» **WHAT THIS TASK INVOLVES**: Your task is to give the listing below back word for word, pictures excluded.

__________

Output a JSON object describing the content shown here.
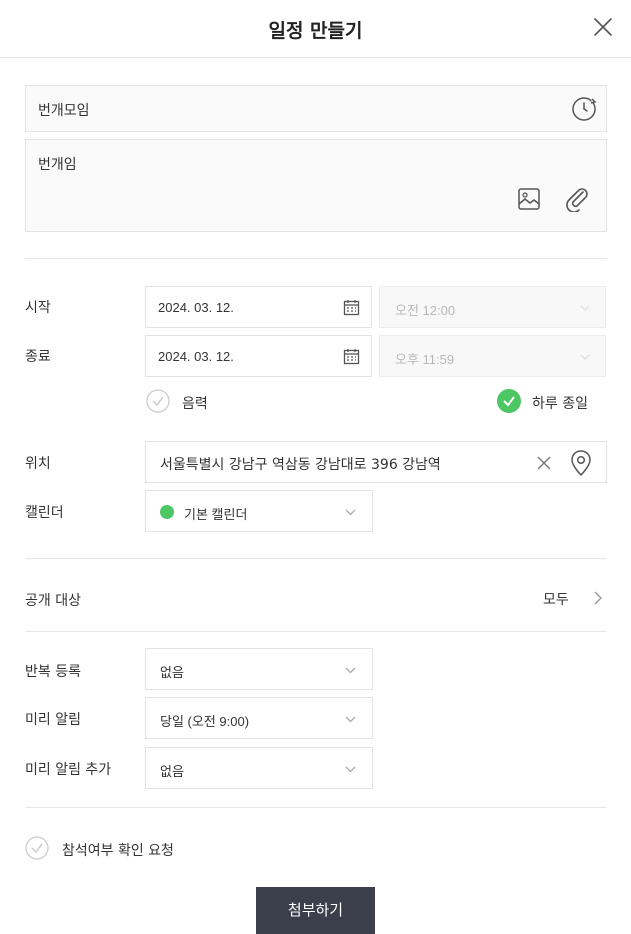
{
  "header": {
    "title": "일정 만들기"
  },
  "event": {
    "title_value": "번개모임",
    "memo_value": "번개임"
  },
  "schedule": {
    "start_label": "시작",
    "end_label": "종료",
    "start_date": "2024. 03. 12.",
    "start_time": "오전 12:00",
    "end_date": "2024. 03. 12.",
    "end_time": "오후 11:59",
    "lunar_label": "음력",
    "lunar_checked": false,
    "allday_label": "하루 종일",
    "allday_checked": true
  },
  "location": {
    "label": "위치",
    "value": "서울특별시 강남구 역삼동 강남대로 396 강남역"
  },
  "calendar": {
    "label": "캘린더",
    "value": "기본 캘린더",
    "color": "#4cc764"
  },
  "visibility": {
    "label": "공개 대상",
    "value": "모두"
  },
  "repeat": {
    "label": "반복 등록",
    "value": "없음"
  },
  "reminder": {
    "label": "미리 알림",
    "value": "당일 (오전 9:00)"
  },
  "reminder_extra": {
    "label": "미리 알림 추가",
    "value": "없음"
  },
  "attendance": {
    "label": "참석여부 확인 요청",
    "checked": false
  },
  "footer": {
    "attach_label": "첨부하기"
  },
  "colors": {
    "accent_green": "#4cc764",
    "button_dark": "#3a3f4b"
  }
}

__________

» **OUTPUT FOR THIS EXERCISE**:
Output a JSON object describing the content shown here.
{
  "header": {
    "title": "일정 만들기"
  },
  "event": {
    "title_value": "번개모임",
    "memo_value": "번개임"
  },
  "schedule": {
    "start_label": "시작",
    "end_label": "종료",
    "start_date": "2024. 03. 12.",
    "start_time": "오전 12:00",
    "end_date": "2024. 03. 12.",
    "end_time": "오후 11:59",
    "lunar_label": "음력",
    "lunar_checked": false,
    "allday_label": "하루 종일",
    "allday_checked": true
  },
  "location": {
    "label": "위치",
    "value": "서울특별시 강남구 역삼동 강남대로 396 강남역"
  },
  "calendar": {
    "label": "캘린더",
    "value": "기본 캘린더",
    "color": "#4cc764"
  },
  "visibility": {
    "label": "공개 대상",
    "value": "모두"
  },
  "repeat": {
    "label": "반복 등록",
    "value": "없음"
  },
  "reminder": {
    "label": "미리 알림",
    "value": "당일 (오전 9:00)"
  },
  "reminder_extra": {
    "label": "미리 알림 추가",
    "value": "없음"
  },
  "attendance": {
    "label": "참석여부 확인 요청",
    "checked": false
  },
  "footer": {
    "attach_label": "첨부하기"
  },
  "colors": {
    "accent_green": "#4cc764",
    "button_dark": "#3a3f4b"
  }
}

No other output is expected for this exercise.